INFORMATION GIVEN: Begin
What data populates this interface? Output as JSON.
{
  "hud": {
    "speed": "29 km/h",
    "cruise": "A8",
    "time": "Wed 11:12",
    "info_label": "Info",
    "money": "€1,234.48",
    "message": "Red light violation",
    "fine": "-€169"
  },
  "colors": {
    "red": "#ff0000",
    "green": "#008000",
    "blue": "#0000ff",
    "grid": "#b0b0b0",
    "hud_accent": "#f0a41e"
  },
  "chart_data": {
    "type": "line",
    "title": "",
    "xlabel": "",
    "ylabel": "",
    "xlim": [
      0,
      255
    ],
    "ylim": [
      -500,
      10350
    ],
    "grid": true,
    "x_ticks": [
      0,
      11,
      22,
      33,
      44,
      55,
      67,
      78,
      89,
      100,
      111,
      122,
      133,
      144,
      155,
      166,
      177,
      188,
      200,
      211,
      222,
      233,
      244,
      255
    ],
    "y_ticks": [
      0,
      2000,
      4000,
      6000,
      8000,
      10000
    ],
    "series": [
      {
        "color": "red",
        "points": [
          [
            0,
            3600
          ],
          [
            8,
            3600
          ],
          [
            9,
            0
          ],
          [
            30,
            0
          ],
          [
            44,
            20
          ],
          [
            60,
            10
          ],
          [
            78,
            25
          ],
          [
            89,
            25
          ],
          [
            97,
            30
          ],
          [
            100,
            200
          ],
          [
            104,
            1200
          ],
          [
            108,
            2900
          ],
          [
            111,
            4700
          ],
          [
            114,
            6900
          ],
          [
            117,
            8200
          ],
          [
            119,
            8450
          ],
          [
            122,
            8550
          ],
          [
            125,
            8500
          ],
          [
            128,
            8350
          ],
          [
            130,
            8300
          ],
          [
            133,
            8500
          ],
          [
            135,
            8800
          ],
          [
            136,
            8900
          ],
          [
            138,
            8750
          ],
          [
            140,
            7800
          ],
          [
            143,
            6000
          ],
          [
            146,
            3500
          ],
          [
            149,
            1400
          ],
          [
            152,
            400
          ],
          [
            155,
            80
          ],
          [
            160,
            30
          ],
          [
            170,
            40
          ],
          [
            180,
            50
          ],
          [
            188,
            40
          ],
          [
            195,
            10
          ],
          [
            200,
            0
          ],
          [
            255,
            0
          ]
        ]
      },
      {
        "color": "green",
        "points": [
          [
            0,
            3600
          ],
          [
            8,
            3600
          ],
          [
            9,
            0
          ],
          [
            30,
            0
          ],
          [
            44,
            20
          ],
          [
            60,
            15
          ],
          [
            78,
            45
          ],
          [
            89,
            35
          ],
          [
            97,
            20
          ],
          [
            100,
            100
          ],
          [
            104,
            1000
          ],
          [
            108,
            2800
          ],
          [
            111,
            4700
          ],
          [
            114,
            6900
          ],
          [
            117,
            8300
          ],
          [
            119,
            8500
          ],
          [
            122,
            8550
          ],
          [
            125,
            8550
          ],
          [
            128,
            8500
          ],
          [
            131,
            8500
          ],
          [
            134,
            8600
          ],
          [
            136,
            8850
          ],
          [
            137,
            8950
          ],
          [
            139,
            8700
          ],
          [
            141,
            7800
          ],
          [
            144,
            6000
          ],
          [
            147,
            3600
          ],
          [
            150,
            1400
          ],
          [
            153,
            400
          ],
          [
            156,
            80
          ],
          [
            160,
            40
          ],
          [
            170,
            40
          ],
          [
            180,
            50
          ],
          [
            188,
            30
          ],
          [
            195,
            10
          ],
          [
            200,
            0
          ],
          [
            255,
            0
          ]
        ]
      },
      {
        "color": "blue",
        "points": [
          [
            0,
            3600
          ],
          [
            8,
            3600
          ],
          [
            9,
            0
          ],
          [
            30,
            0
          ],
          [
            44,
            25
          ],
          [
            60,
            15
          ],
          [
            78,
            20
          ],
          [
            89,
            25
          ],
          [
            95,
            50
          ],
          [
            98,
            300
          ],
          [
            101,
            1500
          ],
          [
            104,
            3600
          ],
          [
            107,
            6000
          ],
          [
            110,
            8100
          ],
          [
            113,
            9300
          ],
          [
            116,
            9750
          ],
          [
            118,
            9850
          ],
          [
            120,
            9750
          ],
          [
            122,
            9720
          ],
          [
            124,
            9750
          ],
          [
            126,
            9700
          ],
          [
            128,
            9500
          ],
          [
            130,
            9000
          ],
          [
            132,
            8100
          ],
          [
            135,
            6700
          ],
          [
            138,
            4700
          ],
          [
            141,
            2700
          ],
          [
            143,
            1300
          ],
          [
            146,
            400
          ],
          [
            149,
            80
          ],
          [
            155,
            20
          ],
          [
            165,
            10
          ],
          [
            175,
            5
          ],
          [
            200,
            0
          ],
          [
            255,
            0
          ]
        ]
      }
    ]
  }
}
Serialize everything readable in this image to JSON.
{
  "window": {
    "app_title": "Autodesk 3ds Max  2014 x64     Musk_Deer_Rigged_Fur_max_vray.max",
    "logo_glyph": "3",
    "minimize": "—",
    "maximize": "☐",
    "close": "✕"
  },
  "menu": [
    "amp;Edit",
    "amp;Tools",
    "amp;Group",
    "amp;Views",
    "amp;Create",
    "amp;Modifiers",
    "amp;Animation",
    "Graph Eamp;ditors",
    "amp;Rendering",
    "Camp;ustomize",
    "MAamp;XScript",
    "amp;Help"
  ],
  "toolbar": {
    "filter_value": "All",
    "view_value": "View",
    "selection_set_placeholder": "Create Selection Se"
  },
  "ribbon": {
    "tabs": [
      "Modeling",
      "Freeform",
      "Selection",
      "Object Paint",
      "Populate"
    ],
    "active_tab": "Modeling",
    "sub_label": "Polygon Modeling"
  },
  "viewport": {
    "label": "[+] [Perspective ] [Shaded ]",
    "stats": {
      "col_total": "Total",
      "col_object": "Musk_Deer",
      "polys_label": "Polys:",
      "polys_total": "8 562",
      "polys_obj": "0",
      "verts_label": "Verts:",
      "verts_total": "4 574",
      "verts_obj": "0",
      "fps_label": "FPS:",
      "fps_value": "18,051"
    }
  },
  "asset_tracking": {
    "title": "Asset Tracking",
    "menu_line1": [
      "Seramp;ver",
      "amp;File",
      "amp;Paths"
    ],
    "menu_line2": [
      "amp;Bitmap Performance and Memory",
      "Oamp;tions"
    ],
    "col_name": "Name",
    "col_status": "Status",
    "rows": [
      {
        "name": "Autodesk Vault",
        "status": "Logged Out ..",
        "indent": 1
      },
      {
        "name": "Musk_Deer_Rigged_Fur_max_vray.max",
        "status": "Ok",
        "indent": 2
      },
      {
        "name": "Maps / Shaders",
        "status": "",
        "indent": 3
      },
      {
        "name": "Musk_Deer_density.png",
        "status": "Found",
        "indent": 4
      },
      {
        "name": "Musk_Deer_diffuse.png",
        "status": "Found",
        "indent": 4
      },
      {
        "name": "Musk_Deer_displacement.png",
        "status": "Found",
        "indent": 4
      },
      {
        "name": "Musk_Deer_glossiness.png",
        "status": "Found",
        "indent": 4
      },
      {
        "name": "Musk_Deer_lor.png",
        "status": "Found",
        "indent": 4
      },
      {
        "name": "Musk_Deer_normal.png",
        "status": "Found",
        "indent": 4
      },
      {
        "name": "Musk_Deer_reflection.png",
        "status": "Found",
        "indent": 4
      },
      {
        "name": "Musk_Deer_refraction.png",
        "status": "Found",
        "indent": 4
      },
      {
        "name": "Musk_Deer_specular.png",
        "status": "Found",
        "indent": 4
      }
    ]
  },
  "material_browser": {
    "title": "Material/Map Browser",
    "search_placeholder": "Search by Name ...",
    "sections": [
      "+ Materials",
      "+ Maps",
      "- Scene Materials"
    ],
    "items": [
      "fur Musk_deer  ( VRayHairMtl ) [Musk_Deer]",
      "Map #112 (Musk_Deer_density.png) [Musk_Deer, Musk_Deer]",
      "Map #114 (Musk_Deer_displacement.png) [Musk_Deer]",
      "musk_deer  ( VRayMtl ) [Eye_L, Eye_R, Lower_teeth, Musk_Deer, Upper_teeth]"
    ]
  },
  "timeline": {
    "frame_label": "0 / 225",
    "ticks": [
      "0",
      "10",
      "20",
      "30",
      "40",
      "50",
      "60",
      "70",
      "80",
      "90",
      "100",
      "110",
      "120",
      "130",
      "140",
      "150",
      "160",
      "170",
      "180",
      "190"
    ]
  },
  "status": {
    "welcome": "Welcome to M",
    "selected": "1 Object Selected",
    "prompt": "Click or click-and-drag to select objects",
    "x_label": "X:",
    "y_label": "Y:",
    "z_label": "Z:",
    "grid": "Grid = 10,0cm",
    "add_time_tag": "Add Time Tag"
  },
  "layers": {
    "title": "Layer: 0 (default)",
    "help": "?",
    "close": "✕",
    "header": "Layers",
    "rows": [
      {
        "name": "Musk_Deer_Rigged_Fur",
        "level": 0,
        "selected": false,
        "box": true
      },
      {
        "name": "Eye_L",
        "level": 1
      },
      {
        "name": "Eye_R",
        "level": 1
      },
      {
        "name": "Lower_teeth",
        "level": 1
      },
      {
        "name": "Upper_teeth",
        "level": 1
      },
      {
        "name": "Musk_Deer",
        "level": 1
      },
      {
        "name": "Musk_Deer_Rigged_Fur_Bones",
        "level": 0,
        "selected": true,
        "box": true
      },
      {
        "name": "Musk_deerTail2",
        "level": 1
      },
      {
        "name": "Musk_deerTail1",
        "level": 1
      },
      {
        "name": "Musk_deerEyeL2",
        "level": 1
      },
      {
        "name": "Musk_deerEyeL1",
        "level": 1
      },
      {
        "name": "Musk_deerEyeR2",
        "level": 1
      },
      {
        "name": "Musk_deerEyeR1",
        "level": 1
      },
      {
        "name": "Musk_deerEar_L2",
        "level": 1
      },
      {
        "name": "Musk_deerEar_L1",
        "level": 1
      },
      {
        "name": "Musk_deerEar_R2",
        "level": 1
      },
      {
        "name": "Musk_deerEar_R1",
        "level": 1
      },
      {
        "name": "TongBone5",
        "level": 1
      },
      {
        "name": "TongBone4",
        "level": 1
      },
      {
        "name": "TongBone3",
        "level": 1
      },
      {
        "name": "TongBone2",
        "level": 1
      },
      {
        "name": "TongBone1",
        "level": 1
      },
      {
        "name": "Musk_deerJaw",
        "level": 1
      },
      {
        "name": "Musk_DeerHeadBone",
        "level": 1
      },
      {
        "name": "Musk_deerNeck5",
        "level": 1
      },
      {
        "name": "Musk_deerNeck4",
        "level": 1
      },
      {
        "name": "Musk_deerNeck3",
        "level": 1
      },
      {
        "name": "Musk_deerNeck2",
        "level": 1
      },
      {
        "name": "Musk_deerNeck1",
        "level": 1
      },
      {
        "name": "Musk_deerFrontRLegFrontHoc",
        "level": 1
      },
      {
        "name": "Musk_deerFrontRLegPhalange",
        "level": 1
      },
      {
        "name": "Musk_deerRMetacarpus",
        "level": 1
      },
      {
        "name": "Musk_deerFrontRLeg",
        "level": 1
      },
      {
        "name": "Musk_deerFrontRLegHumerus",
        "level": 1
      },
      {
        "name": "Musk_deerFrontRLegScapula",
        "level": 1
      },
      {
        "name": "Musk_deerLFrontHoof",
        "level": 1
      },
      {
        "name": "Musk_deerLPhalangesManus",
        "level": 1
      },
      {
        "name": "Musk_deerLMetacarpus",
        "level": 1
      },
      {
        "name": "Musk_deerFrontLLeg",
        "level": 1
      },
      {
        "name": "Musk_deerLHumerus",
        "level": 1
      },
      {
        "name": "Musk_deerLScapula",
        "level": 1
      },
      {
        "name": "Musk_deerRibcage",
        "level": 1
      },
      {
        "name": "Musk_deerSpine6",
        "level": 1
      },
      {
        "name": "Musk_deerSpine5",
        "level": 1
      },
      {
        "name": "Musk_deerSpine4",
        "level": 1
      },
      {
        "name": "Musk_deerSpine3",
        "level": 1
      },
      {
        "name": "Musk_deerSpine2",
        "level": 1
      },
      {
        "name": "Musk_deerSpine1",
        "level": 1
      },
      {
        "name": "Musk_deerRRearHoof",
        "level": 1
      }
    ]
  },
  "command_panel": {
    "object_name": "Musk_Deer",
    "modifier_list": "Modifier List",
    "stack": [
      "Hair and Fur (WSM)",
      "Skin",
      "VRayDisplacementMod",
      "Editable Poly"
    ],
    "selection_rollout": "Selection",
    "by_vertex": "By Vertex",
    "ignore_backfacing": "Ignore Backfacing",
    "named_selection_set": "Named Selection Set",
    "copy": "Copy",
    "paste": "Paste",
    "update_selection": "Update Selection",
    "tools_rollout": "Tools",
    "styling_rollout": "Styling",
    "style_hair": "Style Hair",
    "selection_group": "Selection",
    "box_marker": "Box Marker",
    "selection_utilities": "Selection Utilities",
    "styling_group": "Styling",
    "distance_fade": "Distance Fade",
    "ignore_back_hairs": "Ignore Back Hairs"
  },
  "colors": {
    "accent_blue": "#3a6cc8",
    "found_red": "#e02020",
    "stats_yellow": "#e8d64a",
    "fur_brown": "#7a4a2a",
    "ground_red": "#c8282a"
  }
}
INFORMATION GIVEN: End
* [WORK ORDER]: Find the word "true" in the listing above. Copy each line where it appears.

* [TASK OUTPUT]:
    "grid": true,
        "box": true
        "selected": true,
        "box": true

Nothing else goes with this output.